The Christian mission as a frontier institution that emerges in this chapter is not a romantic pastoral scene peopled by happy converts led by congenial pastors. Rather, it is the grim story of rapid population decline.
Henry Dobyns, 1976104
The borderland Indian population suffered the same catastrophic numerical decline that Indians had in central Mexico. Mission Indians, the population for which the best records exist, had a high level of mortality due to a combination of malnutrition, disease, crowding, and poor sanitation. Bones recovered from mission Indians are significantly smaller than those of their predecessors from pre-Spanish times, indicating malnutrition and disease.105
A few examples indicate the magnitude of Indian population decline. By 1690, European-introduced diseases had reduced the population of east Texas to only about 10 or 20 percent of what it had been in 1542. In 1581, the Pueblo population totaled 130,000. By 1706, it had declined to 6,440. Burial books indicate that the eastern pueblos, such as Pecos, suffered major epidemics during every decade from 1695 to 1828. Between 1540 and 1590, there were roughly seventy-five to ninety pueblos in the Rio Grande drainage. By 1643, only forty-three were still occupied.106
California has often been cited as the shining example of the Spanish mission system. The mission population there grew three-fold between 1790 and 1820, with the establishment of ten new missions and the addition of neophytes at all missions. The missions’ numerical “success” resulted from forced recruitment from the large pool of non-mission Indians. Alta California’s Indian population numbered 300,000 in 1769. By the end of the colonial period, it had fallen to 200,000.107
As a result of disease and unsanitary conditions, life expectancy at birth in California missions was only 4.5 years. High mortality rates resulted from congregating Indians in one location, which facilitated the spread of diseases such as influenza, diphtheria, measles, pneumonia, whooping cough, small pox, malaria, typhoid, cholera, tuberculosis, dysentery, syphilis, and gonorrhea. Forced relocation to the cool, damp, foggy seashore exacerbated health problems. Neither the missionaries nor the Indians understood the causes of the high mortality rate among mission Indians.
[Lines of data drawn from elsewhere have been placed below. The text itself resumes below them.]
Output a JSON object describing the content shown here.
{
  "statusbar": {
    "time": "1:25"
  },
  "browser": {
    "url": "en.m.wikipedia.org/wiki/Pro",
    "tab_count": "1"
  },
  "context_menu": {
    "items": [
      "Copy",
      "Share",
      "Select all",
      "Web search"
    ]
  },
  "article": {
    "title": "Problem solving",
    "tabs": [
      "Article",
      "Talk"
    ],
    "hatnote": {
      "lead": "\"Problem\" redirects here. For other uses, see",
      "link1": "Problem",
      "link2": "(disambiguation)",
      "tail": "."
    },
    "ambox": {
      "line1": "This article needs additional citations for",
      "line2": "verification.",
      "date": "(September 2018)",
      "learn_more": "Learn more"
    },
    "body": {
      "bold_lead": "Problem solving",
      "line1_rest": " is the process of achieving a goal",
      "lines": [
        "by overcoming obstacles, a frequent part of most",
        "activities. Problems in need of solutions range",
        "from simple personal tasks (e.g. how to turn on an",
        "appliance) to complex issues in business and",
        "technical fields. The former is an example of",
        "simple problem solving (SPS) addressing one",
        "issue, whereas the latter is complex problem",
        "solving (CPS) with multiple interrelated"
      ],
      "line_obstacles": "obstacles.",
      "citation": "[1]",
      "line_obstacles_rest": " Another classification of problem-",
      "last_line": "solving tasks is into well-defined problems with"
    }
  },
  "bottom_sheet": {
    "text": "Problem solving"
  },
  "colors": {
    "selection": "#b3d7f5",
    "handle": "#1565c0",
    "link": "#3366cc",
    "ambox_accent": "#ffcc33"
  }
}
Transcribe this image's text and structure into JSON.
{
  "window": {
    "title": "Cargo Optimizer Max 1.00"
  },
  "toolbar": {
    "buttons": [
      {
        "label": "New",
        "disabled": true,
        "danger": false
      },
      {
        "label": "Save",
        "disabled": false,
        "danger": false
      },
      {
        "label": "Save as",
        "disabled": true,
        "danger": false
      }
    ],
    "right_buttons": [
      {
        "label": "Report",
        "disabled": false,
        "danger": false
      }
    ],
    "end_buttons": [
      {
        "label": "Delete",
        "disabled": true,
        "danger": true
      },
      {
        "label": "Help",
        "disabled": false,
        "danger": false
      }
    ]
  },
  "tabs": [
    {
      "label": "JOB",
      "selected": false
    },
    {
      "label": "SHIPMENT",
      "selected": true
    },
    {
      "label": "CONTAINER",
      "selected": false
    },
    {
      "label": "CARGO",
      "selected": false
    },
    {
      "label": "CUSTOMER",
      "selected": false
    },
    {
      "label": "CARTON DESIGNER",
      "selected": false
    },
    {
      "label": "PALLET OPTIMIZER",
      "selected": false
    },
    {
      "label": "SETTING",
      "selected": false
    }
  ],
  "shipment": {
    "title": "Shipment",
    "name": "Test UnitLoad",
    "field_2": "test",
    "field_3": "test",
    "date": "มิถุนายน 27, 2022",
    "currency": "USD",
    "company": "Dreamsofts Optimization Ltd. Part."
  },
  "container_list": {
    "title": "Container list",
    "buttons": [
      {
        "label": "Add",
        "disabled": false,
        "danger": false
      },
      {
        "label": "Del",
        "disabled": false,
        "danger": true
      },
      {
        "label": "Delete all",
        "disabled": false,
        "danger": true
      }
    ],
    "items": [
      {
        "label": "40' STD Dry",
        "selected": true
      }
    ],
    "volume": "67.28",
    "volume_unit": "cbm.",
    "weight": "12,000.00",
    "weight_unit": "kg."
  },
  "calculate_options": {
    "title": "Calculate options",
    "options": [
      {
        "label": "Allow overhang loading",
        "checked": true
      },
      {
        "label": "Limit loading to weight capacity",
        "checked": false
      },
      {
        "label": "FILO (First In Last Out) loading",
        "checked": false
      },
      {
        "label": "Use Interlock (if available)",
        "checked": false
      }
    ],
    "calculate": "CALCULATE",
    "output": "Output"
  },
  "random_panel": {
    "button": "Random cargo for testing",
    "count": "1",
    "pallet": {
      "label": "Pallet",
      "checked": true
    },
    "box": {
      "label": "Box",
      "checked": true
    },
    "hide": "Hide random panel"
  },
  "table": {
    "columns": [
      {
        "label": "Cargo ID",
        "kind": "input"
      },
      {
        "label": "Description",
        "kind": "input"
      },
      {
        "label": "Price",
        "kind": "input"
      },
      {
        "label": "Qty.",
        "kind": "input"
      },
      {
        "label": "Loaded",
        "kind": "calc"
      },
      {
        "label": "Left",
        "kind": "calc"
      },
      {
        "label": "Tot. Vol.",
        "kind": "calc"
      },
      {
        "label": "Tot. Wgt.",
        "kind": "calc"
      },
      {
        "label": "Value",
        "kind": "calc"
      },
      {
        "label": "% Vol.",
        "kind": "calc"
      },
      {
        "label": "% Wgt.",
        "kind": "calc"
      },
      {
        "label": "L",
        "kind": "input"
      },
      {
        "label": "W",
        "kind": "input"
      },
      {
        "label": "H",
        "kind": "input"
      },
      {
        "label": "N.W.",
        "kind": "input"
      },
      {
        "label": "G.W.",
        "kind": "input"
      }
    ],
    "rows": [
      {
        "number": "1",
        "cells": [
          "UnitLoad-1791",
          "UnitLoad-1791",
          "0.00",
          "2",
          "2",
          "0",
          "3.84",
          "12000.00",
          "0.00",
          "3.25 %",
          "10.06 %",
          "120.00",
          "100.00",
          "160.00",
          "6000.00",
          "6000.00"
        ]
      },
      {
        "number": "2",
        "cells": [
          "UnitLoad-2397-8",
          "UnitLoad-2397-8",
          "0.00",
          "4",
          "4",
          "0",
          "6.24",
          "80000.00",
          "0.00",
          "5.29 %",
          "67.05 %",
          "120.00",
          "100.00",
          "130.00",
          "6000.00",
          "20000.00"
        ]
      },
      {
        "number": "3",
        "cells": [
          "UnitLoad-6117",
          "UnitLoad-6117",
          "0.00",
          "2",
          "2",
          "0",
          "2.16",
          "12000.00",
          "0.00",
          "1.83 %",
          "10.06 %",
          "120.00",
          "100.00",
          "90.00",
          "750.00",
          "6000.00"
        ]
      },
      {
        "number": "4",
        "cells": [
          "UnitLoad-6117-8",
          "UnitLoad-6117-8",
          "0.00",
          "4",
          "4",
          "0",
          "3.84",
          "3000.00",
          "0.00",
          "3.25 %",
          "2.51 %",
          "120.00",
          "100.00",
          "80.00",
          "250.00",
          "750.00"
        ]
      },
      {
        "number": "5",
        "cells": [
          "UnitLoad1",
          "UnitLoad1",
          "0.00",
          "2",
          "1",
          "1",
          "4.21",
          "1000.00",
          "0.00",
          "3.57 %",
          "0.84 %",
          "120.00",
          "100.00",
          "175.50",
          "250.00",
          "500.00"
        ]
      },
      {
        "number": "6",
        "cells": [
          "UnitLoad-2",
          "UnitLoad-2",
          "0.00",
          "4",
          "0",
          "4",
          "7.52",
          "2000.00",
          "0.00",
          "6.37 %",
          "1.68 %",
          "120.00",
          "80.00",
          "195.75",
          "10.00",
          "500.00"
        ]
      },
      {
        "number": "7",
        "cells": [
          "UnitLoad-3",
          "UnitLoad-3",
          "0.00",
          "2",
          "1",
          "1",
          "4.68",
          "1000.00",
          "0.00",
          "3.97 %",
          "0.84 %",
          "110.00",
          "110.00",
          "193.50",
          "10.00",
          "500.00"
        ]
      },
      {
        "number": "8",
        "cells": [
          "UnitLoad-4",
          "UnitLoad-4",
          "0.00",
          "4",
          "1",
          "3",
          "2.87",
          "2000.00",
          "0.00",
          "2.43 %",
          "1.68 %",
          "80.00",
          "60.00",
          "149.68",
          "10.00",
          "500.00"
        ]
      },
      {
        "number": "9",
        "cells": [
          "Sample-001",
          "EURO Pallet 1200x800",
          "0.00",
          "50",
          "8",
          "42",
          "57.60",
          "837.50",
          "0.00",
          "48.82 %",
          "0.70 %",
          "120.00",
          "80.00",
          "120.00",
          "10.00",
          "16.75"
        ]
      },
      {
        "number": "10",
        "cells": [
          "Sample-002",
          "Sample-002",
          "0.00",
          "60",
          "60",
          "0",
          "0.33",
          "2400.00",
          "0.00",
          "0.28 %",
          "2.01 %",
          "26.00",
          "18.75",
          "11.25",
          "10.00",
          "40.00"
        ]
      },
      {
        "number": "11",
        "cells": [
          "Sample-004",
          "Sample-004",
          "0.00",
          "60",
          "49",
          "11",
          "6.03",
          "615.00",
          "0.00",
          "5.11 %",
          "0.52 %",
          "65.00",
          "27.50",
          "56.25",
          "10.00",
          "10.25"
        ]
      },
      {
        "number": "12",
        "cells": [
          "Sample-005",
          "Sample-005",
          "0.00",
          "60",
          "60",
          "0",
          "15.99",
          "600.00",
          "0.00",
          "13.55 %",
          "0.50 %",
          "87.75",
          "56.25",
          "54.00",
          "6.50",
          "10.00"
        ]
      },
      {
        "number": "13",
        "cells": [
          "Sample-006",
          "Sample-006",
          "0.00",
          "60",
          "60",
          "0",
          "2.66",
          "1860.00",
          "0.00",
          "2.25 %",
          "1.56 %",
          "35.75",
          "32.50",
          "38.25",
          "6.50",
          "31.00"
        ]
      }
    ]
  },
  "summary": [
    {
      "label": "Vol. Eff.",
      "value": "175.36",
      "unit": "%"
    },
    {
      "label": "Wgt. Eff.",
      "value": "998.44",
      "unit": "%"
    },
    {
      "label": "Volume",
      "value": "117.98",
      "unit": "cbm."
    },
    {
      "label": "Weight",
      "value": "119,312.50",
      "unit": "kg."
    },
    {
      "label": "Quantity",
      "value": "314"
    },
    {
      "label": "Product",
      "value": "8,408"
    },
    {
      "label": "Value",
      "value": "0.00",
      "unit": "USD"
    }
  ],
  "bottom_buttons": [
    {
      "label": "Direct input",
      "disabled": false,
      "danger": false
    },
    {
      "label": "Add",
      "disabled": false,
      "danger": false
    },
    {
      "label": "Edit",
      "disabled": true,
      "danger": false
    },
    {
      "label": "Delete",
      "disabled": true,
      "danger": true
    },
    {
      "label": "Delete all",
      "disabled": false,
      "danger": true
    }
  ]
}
This led mission historian Robert Archibald to comment, “This destruction was inexcusable but it was not intentional.” Archibald also observed, “The missionaries would have preferred to have dead Christians rather than live pagans.”108